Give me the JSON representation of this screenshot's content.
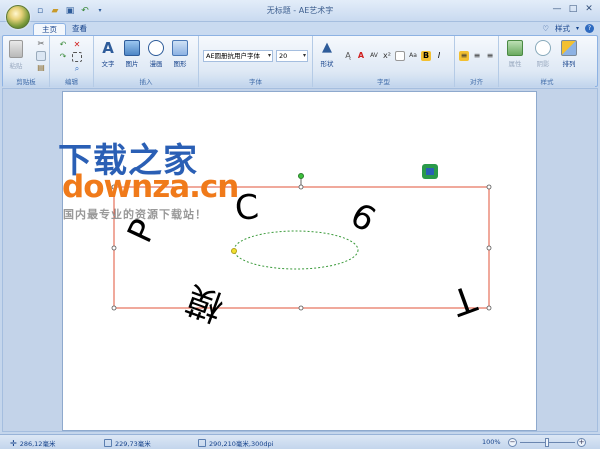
{
  "window": {
    "title": "无标题 - AE艺术字",
    "minimize": "—",
    "maximize": "□",
    "close": "✕"
  },
  "tabs": [
    {
      "label": "主页",
      "active": true
    },
    {
      "label": "查看",
      "active": false
    }
  ],
  "style_menu": {
    "label": "样式",
    "help": "?"
  },
  "ribbon": {
    "groups": {
      "clipboard": "剪贴板",
      "edit": "编辑",
      "insert": "插入",
      "font": "字体",
      "glyph": "字型",
      "align": "对齐",
      "style": "样式"
    },
    "buttons": {
      "paste": "粘贴",
      "text": "文字",
      "image": "图片",
      "comic": "漫画",
      "shape": "图形",
      "shape_style": "形状",
      "property": "属性",
      "shadow": "阴影",
      "arrange": "排列"
    },
    "font_name": "AE圆册抗用户字体",
    "font_size": "20"
  },
  "canvas": {
    "chars": [
      "P",
      "C",
      "6",
      "T",
      "模"
    ]
  },
  "watermark": {
    "cn": "下载之家",
    "en": "downza.cn",
    "sub": "国内最专业的资源下载站！"
  },
  "status": {
    "pos1": "286,12毫米",
    "pos2": "229,73毫米",
    "size": "290,210毫米,300dpi",
    "zoom": "100%"
  },
  "colors": {
    "selection": "#e0533a",
    "ellipse": "#3a9a3a",
    "accent_blue": "#2a5fb5",
    "accent_orange": "#f07a1a"
  }
}
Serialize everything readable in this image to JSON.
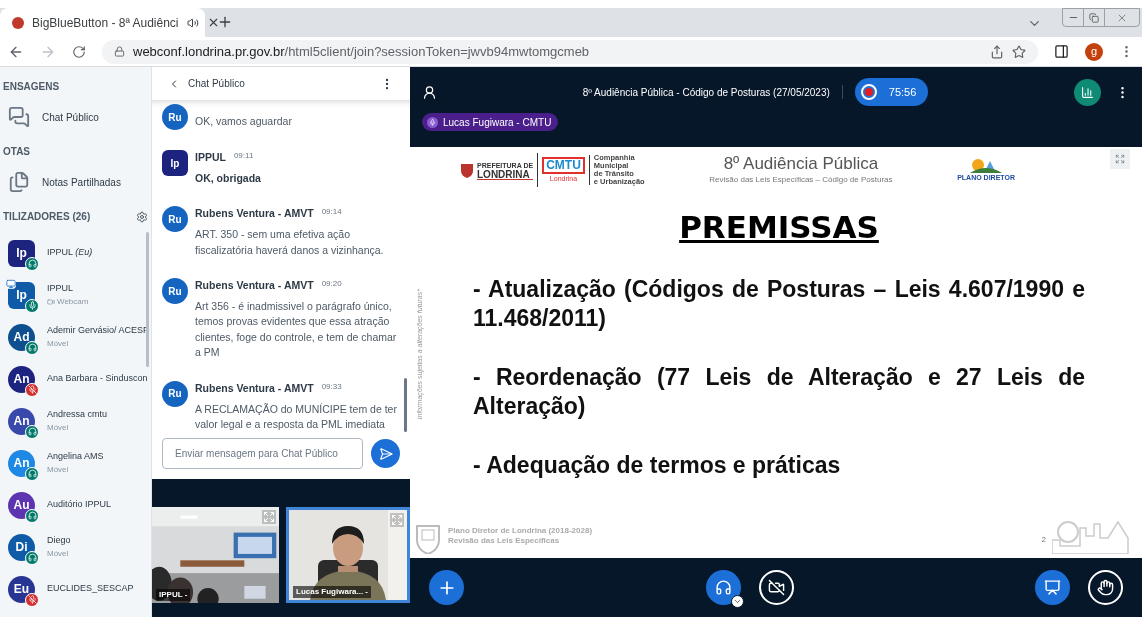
{
  "browser": {
    "tab_title": "BigBlueButton - 8ª Audiênci",
    "url_domain": "webconf.londrina.pr.gov.br",
    "url_path": "/html5client/join?sessionToken=jwvb94mwtomgcmeb",
    "profile_initial": "g"
  },
  "sidebar": {
    "messages_heading": "ENSAGENS",
    "public_chat": "Chat Público",
    "notes_heading": "OTAS",
    "shared_notes": "Notas Partilhadas",
    "users_heading": "TILIZADORES (26)",
    "users": [
      {
        "initials": "Ip",
        "color": "#1d2480",
        "moderator": true,
        "name": "IPPUL *(Eu)*",
        "muted": false,
        "listen_only": true,
        "presenter": false
      },
      {
        "initials": "Ip",
        "color": "#0f5ba8",
        "moderator": true,
        "name": "IPPUL",
        "sub": "Webcam",
        "webcam": true,
        "muted": false,
        "listen_only": false,
        "presenter": true
      },
      {
        "initials": "Ad",
        "color": "#0d4f8f",
        "moderator": false,
        "name": "Ademir Gervásio/ ACESF",
        "sub": "Móvel",
        "webcam": false,
        "muted": false,
        "listen_only": true,
        "presenter": false
      },
      {
        "initials": "An",
        "color": "#1d2480",
        "moderator": false,
        "name": "Ana Barbara - Sinduscon",
        "muted": true,
        "presenter": false
      },
      {
        "initials": "An",
        "color": "#3949ab",
        "moderator": false,
        "name": "Andressa cmtu",
        "sub": "Móvel",
        "webcam": false,
        "muted": false,
        "listen_only": true,
        "presenter": false
      },
      {
        "initials": "An",
        "color": "#1e88e5",
        "moderator": false,
        "name": "Angelina AMS",
        "sub": "Móvel",
        "webcam": false,
        "muted": false,
        "listen_only": true,
        "presenter": false
      },
      {
        "initials": "Au",
        "color": "#5e35b1",
        "moderator": false,
        "name": "Auditório IPPUL",
        "muted": false,
        "listen_only": true,
        "presenter": false
      },
      {
        "initials": "Di",
        "color": "#0f5ba8",
        "moderator": false,
        "name": "Diego",
        "sub": "Móvel",
        "webcam": false,
        "muted": false,
        "listen_only": true,
        "presenter": false
      },
      {
        "initials": "Eu",
        "color": "#283593",
        "moderator": false,
        "name": "EUCLIDES_SESCAP",
        "muted": true,
        "presenter": false
      }
    ]
  },
  "chat": {
    "title": "Chat Público",
    "messages": [
      {
        "initials": "Ru",
        "color": "#1565c0",
        "moderator": false,
        "text": "OK, vamos aguardar",
        "bold": false
      },
      {
        "initials": "Ip",
        "color": "#1d2480",
        "moderator": true,
        "author": "IPPUL",
        "time": "09:11",
        "text": "OK, obrigada",
        "bold": true
      },
      {
        "initials": "Ru",
        "color": "#1565c0",
        "moderator": false,
        "author": "Rubens Ventura - AMVT",
        "time": "09:14",
        "text": "ART. 350 - sem uma efetiva ação fiscalizatória haverá danos a vizinhança.",
        "bold": false
      },
      {
        "initials": "Ru",
        "color": "#1565c0",
        "moderator": false,
        "author": "Rubens Ventura - AMVT",
        "time": "09:20",
        "text": "Art 356 - é inadmissivel o parágrafo único, temos provas evidentes que essa atração clientes, foge do controle, e tem de chamar a PM",
        "bold": false
      },
      {
        "initials": "Ru",
        "color": "#1565c0",
        "moderator": false,
        "author": "Rubens Ventura - AMVT",
        "time": "09:33",
        "text": "A RECLAMAÇÃO do MUNÍCIPE tem de ter valor legal e a resposta da PML imediata",
        "bold": false
      }
    ],
    "input_placeholder": "Enviar mensagem para Chat Público"
  },
  "videos": [
    {
      "kind": "room",
      "label": "IPPUL -",
      "speaking": false
    },
    {
      "kind": "person",
      "label": "Lucas Fugiwara... -",
      "speaking": true
    }
  ],
  "meeting": {
    "title": "8º Audiência Pública - Código de Posturas (27/05/2023)",
    "recording": true,
    "timer": "75:56",
    "talking": "Lucas Fugiwara - CMTU"
  },
  "slide": {
    "city_top": "PREFEITURA DE",
    "city_name": "LONDRINA",
    "cmtu": "CMTU",
    "cmtu_city": "Londrina",
    "cmtu_caption": [
      "Companhia",
      "Municipal",
      "de Trânsito",
      "e Urbanização"
    ],
    "plan": "PLANO DIRETOR",
    "title": "8º Audiência Pública",
    "subtitle": "Revisão das Leis Específicas – Código de Posturas",
    "side_note": "Informações sujeitas a alterações futuras*",
    "heading": "PREMISSAS",
    "points": [
      "- Atualização (Códigos de Posturas – Leis 4.607/1990 e 11.468/2011)",
      "- Reordenação (77 Leis de Alteração e 27 Leis de Alteração)",
      "- Adequação de termos e práticas"
    ],
    "footer": [
      "Plano Diretor de Londrina (2018-2028)",
      "Revisão das Leis Específicas"
    ],
    "page": "2"
  },
  "controls": {
    "audio_joined": true,
    "camera_on": false,
    "presenting": true
  }
}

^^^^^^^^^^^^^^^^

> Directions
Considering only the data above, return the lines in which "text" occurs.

> Response for this exercise
      "text": "文字",
        "text": "OK, vamos aguardar",
        "text": "OK, obrigada",
        "text": "ART. 350 - sem uma efetiva ação fiscalizatória haverá danos a vizinhança.",
        "text": "Art 356 - é inadmissivel o parágrafo único, temos provas evidentes que essa atração clientes, foge do controle, e tem de chamar a PM",
        "text": "A RECLAMAÇÃO do MUNÍCIPE tem de ter valor legal e a resposta da PML imediata",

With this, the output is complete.